• What you need to do: Filter the records below for the word "name". Keep each line that has it.

• Supplied records:
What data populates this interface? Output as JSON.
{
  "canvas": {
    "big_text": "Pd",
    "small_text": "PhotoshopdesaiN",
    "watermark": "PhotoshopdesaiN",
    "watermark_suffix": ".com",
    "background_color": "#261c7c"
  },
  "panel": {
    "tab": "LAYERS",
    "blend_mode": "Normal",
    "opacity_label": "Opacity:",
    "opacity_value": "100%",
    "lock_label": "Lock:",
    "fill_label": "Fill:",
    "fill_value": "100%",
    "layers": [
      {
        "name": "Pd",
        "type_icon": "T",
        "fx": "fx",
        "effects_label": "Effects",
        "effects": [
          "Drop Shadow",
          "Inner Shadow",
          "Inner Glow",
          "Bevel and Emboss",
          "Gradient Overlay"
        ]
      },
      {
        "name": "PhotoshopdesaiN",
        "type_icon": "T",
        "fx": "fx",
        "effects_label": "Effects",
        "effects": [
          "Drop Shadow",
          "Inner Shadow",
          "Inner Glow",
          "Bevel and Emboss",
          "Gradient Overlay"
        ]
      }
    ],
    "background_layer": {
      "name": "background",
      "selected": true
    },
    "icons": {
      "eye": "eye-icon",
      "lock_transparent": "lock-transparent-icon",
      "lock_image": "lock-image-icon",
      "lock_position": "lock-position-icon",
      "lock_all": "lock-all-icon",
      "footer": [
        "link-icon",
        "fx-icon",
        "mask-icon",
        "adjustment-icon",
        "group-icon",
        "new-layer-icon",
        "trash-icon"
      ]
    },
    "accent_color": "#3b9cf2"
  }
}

• Written answer:
        "name": "Pd",
        "name": "PhotoshopdesaiN",
      "name": "background",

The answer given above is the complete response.